Central New York boasts a thriving community theater market, so it was a no-brainer that a trio of companies have decided to join forces in the spirit of cooperation. “The District” is the umbrella banner for this venture, which features artistic directors representing Appleseed Productions, Armory Square’s Redhouse and Rarely Done Productions in an effort to work together on certain levels while also retaining the companies’ own unique perspectives. Kind of like The Avengers movie, only without the superpowered egos that distract from taking care of business.
Actually, the seeds for this type of community-theater support group had already been planted in recent years. “For us it was a natural fit,” said Appleseed artistic director C.J. Young, “a connection we already had with other companies. We did joint auditions with Rarely Done for our whole season last year, and we started sharing staff and resources. Same thing with the Redhouse: They reached out last year for us to be a venue for their Shakespeare-in-the-Park that they do during the summer.”
Young also qualifies as a veteran of local theater: He founded Appleseed in 1993 with Atonement Ministries, where the company performs its shows, and served as artistic director from 1993 to 1998. “I’m just stepping back this year as artistic director,” he said, “so that’s kind of neat.
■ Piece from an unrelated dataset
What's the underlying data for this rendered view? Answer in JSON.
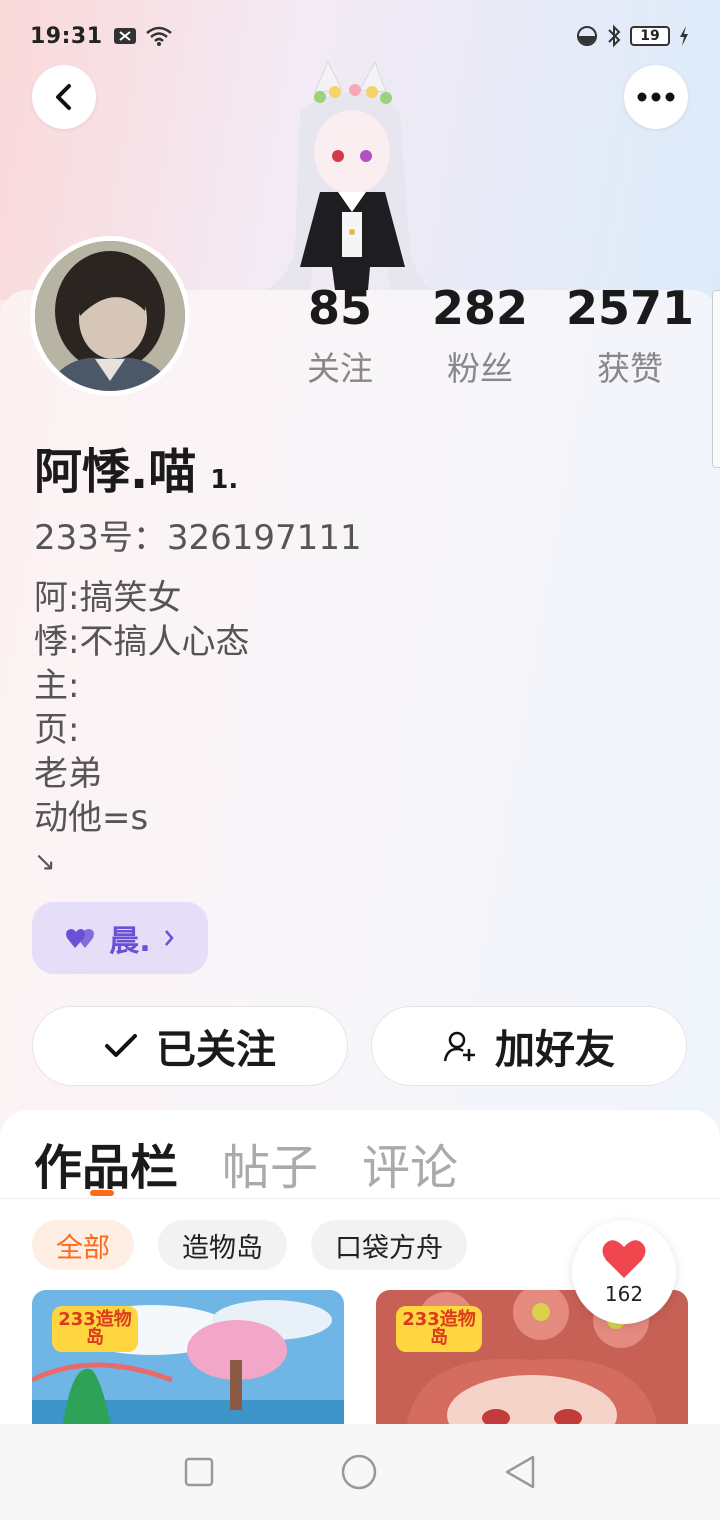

Who gets to come back 20 years later to the same job?”
Rarely Done artistic honcho Dan Tursi has been around this town even longer, yet he still maintains a youthful excitement for the District’s prospects, especially its method for attracting theatergoers. “When you go see a Broadway show,” noted Tursi, “you don’t say, ‘I’m going to see a Cameron Mackintosh piece at the Lunt Fontanne Theater.’ You say, ‘I’m going to see Evita.’ So on the District’s website you’ll click on what show you want to see and that will go to the theater company’s link.
“We’ll also be sharing resources together,” Tursi continued, “such as musical directors, tech directors, props, sets, costumes among the three companies.” All three companies now share a storage space at Cab Fab, the cabinet manufacturer on Burnet Avenue, “so that’s another thing under one roof, so we’re trying to use each other’s resources as much as we can.”
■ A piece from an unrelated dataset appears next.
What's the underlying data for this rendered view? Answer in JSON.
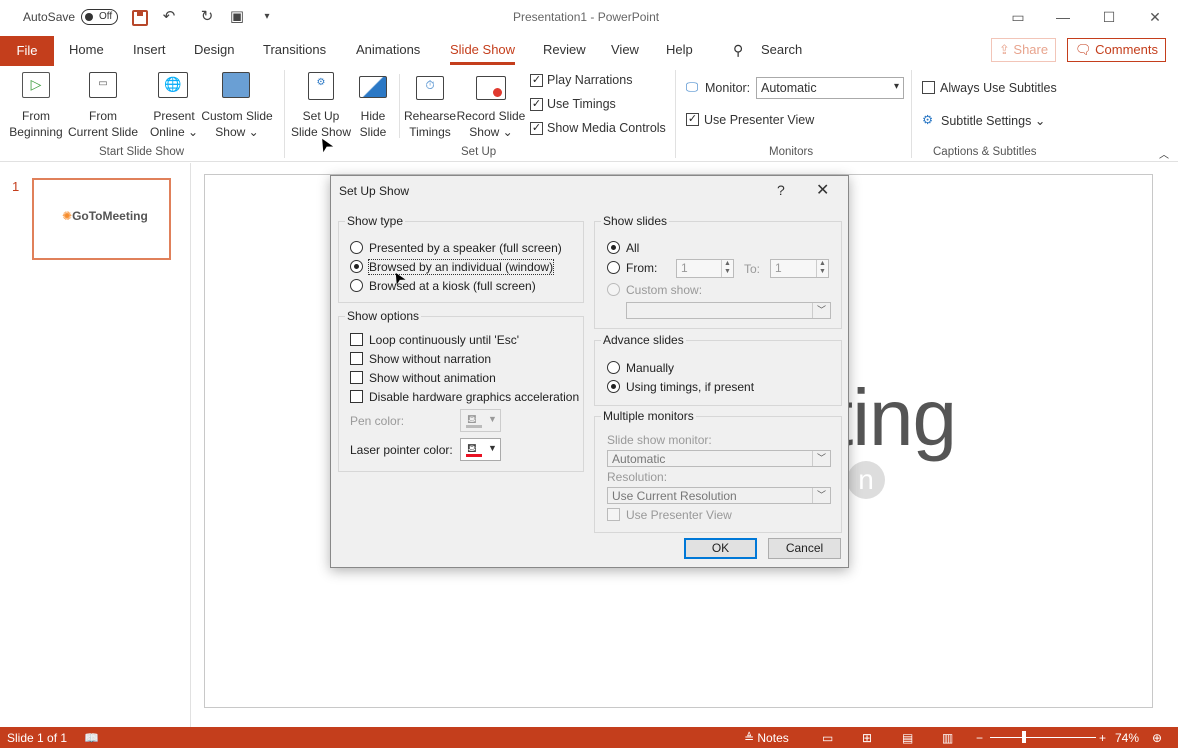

Redhouse executive director Stephen Svoboda still qualifies as a newbie since his appointment in early 2011, but he certainly makes fast friends. “Dan and C.J. already worked together through Rarely Done and Appleseed and we all were wondering how the Redhouse could be involved,” Svoboda recalled. “So we sat down for coffee and I suggested the Fourth Arts Block, an organization down on the Lower East Side of Manhattan. I actually served on a committee where they applied to the state for a grant. The Block does this arts district, where they define themselves geographically. We were thinking that we could take those principles and work together as three theater groups to do the same thing: resource sharing, marketing, you know, growing together vs. fighting each other.”
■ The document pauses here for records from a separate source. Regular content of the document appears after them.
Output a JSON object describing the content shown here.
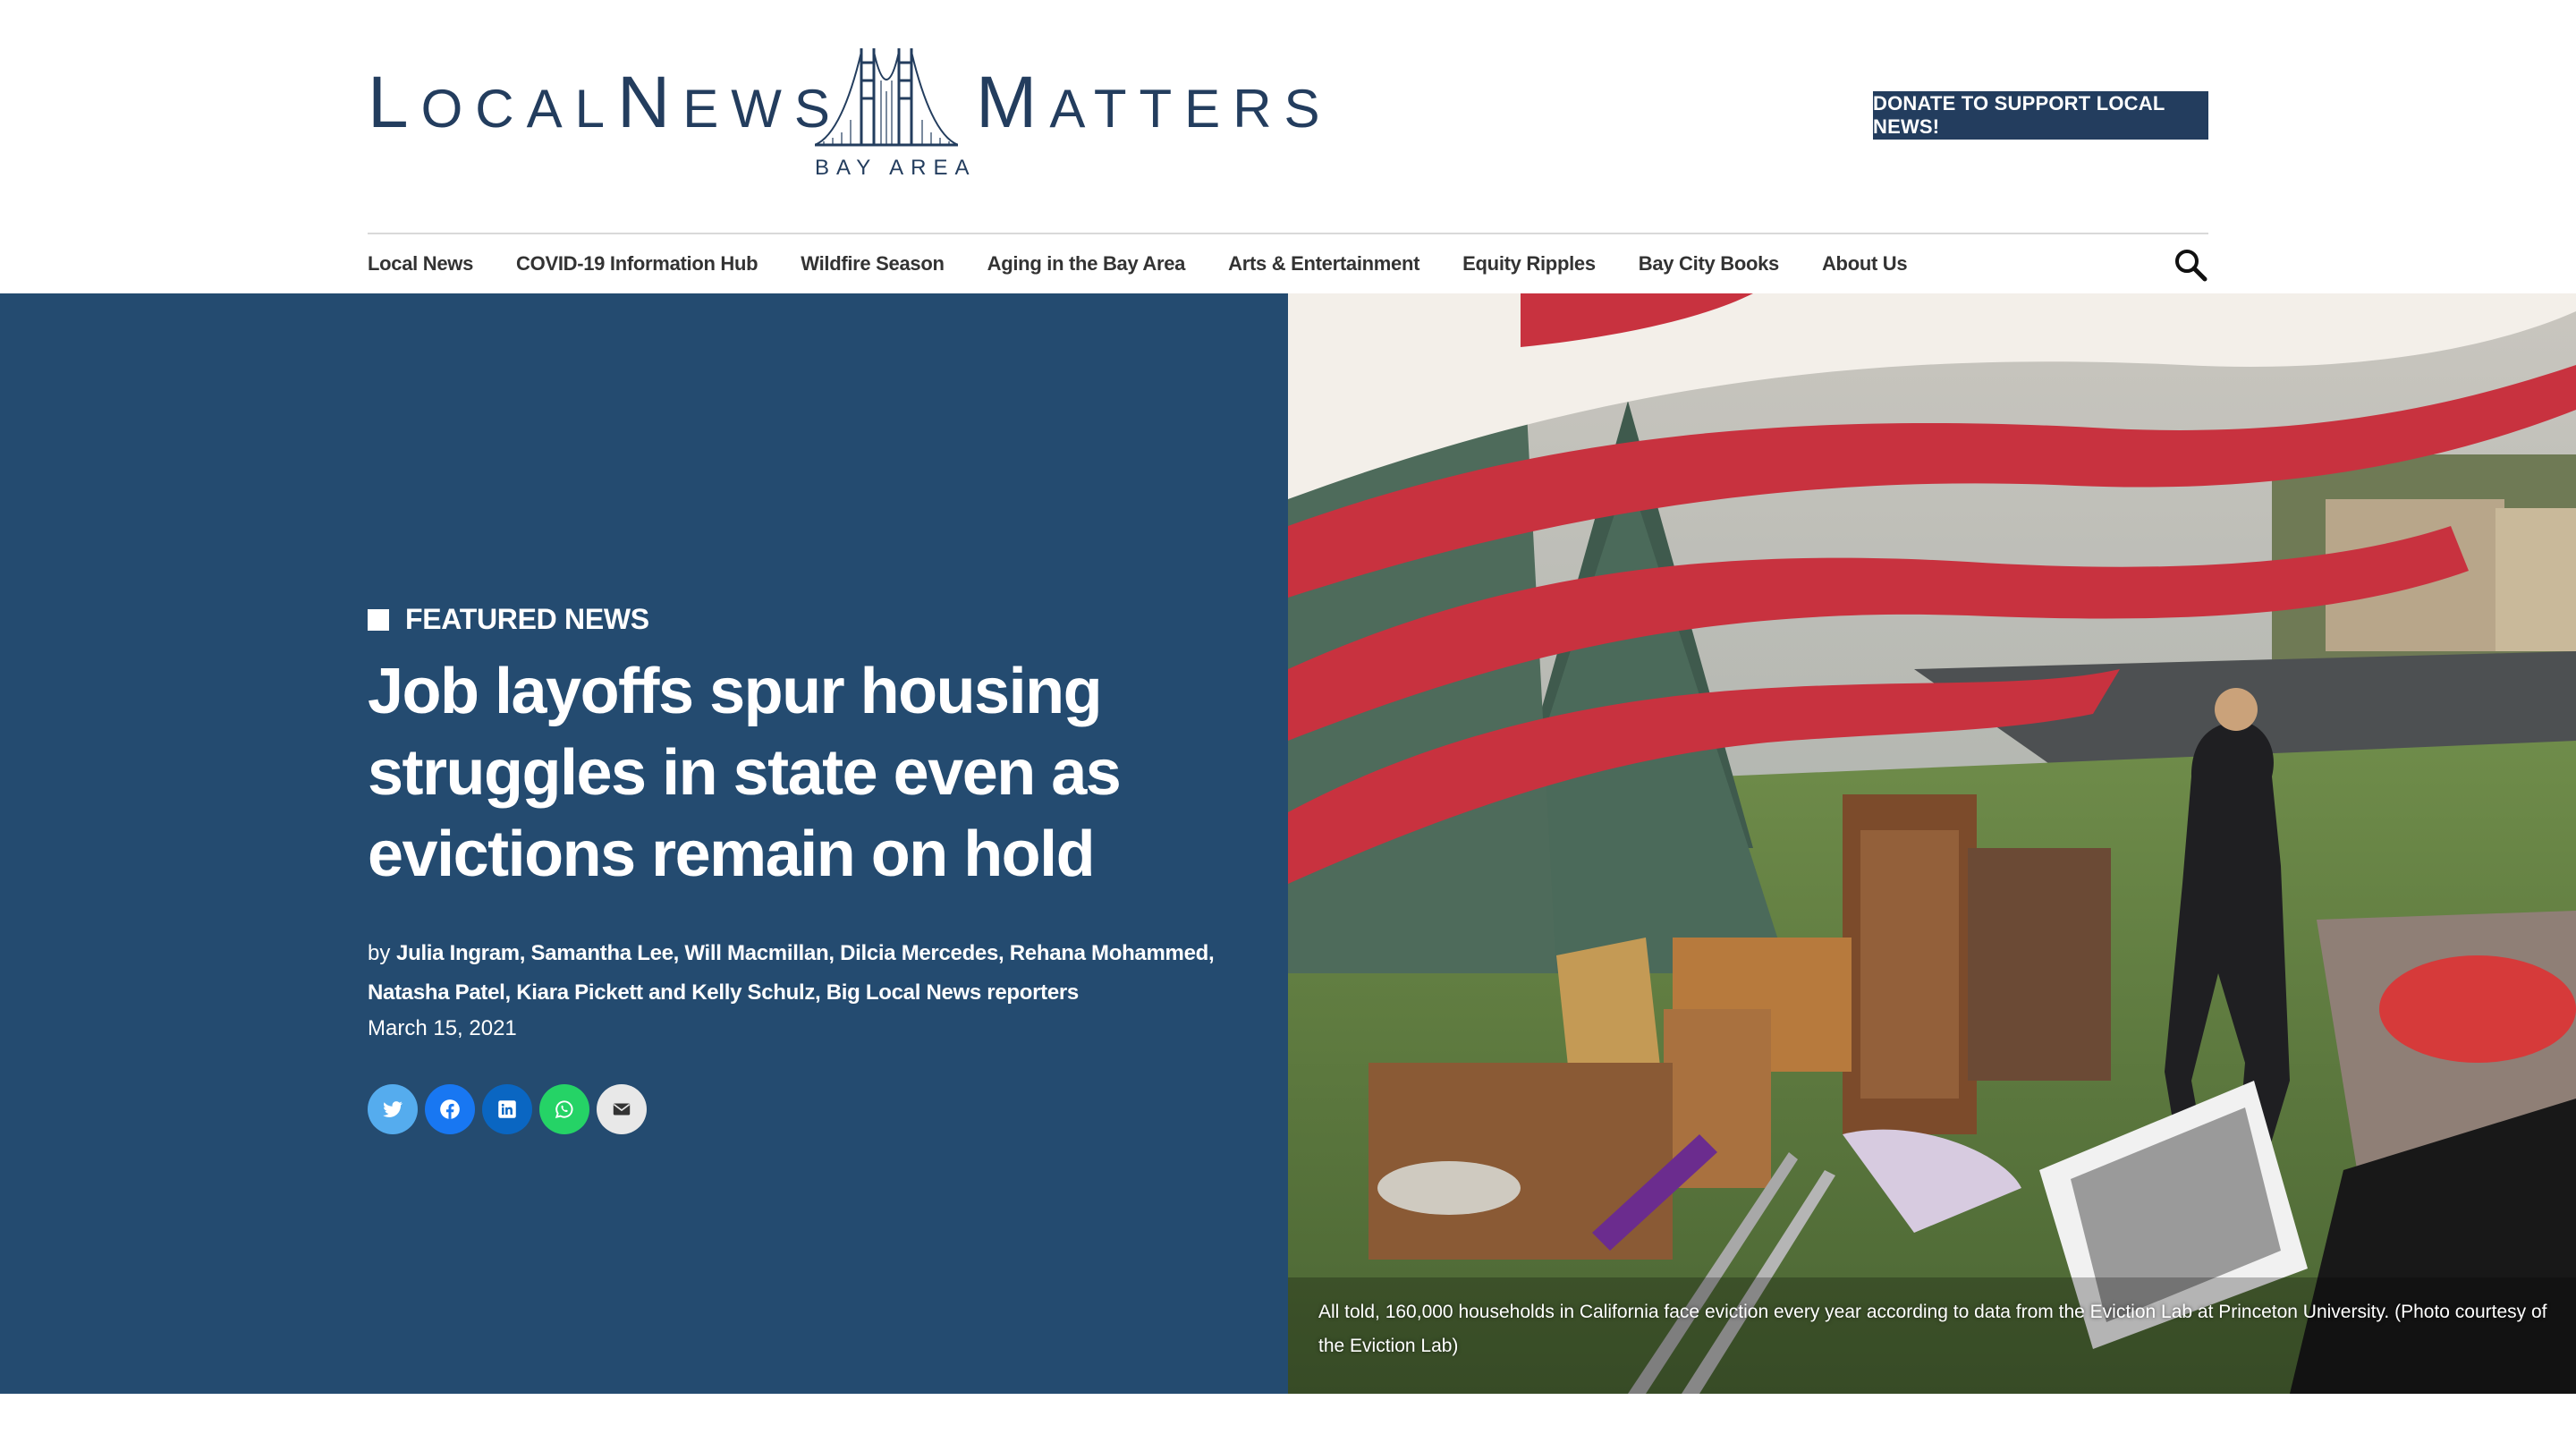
{
  "header": {
    "logo": {
      "word_local": "Local",
      "word_news": "News",
      "word_matters": "Matters",
      "sub": "BAY AREA"
    },
    "donate_label": "DONATE TO SUPPORT LOCAL NEWS!",
    "search_icon": "magnifier-icon"
  },
  "nav": {
    "items": [
      {
        "label": "Local News"
      },
      {
        "label": "COVID-19 Information Hub"
      },
      {
        "label": "Wildfire Season"
      },
      {
        "label": "Aging in the Bay Area"
      },
      {
        "label": "Arts & Entertainment"
      },
      {
        "label": "Equity Ripples"
      },
      {
        "label": "Bay City Books"
      },
      {
        "label": "About Us"
      }
    ]
  },
  "article": {
    "kicker": "FEATURED NEWS",
    "headline": "Job layoffs spur housing struggles in state even as evictions remain on hold",
    "by_prefix": "by",
    "authors": "Julia Ingram, Samantha Lee, Will Macmillan, Dilcia Mercedes, Rehana Mohammed, Natasha Patel, Kiara Pickett and Kelly Schulz, Big Local News reporters",
    "date": "March 15, 2021",
    "share": [
      {
        "name": "twitter-icon",
        "color": "#55acee"
      },
      {
        "name": "facebook-icon",
        "color": "#1877f2"
      },
      {
        "name": "linkedin-icon",
        "color": "#0a66c2"
      },
      {
        "name": "whatsapp-icon",
        "color": "#25d366"
      },
      {
        "name": "email-icon",
        "color": "#e8e8e8"
      }
    ],
    "caption": "All told, 160,000 households in California face eviction every year according to data from the Eviction Lab at Princeton University. (Photo courtesy of the Eviction Lab)"
  },
  "colors": {
    "brand_navy": "#233d5e",
    "hero_blue": "#244b70"
  }
}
Even with the District tie-in, Tursi stressed that the shows will go on at all three companies. “We’ll still have our own schedules and work independently,” he affirms. “But we’ll also have District Nights, where people from the companies will attend each other’s opening nights so we’ll have a full crowd there. People wouldn’t go normally to each other’s companies to see a full season, but now we’re going to see every single show on opening night.”
Meanwhile, Svoboda and Appleseed’s Young will explore new methods of collaboration. “We started talking about other ways that we might be able to connect,” said Young. “A lot of the Redhouse programming is outreach-oriented, and with the ministries—we have a childcare center right on campus, we have apartment complexes right off campus—we have the constituency for a lot of their programming.
“This isn’t a wedding in Vegas,” Young declared. “This is something that took some time to evolve and we can really see the underpinnings there: sharing staff, resources, education, and challenging each other to be better artists and better neighbors. And I’ve seen that already; that’s not just as a sound bite, but sure enough. This is a great business model that has not been attempted very often at our level.”
Indeed, a kumbaya coalition such as the District was attempted nearly 30 years ago, when Onondaga County’s Cultural Resources Council (now CNY Arts) attempted to streamline the theater schedules of local companies, some of which didn’t cotton to the idea. Yet the premise was still sound enough to warrant another shot.
Tursi also remembered the days of SummerFest, the annual CRC event when area companies would mount weekly shows at the Mulroy Civic Center. “It was a lot of fun,” he said wistfully. Hmmm, could a similar theater festival be part of the District’s future plans? Stay tuned.